I’m thinking it might be where the carrier’s charter is from and where it originates. But that’s just an educated guess.

For what it’s worth, Air Canada does have this phrase on their webpage, regarding redeeming Aeroplan points for onboard purchases:

They don’t elaborate on what legal age is, though. The entire website refers to 18 years of age for passport requirements, purchasing tickets, joining the Maple Leaf club, etc, but that doesn’t say much given as 18 is the age of majority in Canada for contracts and such. Air Canada is headquartered in Québec, though, which has 18 as the legal drinking age.


I’ve flown several airlines into Saudi Arabia. None of them will serve alcohol in Saudi airspace. Once you’ve cleared Saudi, or until you arrive, they will, but not before. EgyptAir did not serve alcohol at all on their flights and Saudi Air Lines never served alcohol, but I’ve only flown them domestically (in KSA). They do have a handy guide on board to let you know which way is facing Mekkah.

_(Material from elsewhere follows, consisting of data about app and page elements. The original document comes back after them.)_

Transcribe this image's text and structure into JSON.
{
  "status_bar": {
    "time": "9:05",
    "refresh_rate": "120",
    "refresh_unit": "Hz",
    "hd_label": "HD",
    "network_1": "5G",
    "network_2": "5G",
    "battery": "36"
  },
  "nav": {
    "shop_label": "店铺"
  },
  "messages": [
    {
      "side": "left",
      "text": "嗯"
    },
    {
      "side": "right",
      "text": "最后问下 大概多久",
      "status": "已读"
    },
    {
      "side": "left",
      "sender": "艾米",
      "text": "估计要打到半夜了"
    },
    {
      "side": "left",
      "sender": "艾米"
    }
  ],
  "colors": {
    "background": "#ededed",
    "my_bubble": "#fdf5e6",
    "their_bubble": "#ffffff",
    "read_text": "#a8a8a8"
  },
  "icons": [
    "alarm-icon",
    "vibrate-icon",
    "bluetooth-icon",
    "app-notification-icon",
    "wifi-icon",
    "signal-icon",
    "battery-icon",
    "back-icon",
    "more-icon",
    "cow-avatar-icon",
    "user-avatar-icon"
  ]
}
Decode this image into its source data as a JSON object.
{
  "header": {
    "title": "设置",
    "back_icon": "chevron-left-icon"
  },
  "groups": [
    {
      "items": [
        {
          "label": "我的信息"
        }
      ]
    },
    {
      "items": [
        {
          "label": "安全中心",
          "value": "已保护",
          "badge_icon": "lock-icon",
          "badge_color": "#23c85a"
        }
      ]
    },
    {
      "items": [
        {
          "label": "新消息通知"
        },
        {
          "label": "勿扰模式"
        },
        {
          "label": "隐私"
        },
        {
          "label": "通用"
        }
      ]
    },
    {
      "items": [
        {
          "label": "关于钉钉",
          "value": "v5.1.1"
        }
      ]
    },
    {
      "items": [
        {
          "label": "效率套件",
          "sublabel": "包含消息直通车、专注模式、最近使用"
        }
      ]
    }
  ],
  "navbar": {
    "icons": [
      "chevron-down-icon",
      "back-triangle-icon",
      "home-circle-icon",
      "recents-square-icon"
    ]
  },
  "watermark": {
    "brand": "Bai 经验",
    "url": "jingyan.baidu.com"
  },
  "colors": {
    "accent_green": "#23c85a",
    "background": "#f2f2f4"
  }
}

Why was Coors not allowed in the eastern states?

The Coors company did not pasterize its beer and it refused to sell it in the eastern part of the U.S. because it said the beer would deteriorate in the time it took it to get to the east coast. If I remember correctly, someone sued the company over the right to transport the beer east and won the court case, thereby opening the whole country to Coors.

There was this case where it was decided that USAirways cannot serve alcoholic beverages while over New Mexico airspace or while on the ground in that state:

It’s been my experience that it is not uncommon for Flight Attendants to pull rules, regulations, and laws out of their nether regions.

Getting a legal lesson from a Flight Attendant is like getting a history lesson from a tour guide. She may have been right, or she may have been repeating some airline folklore.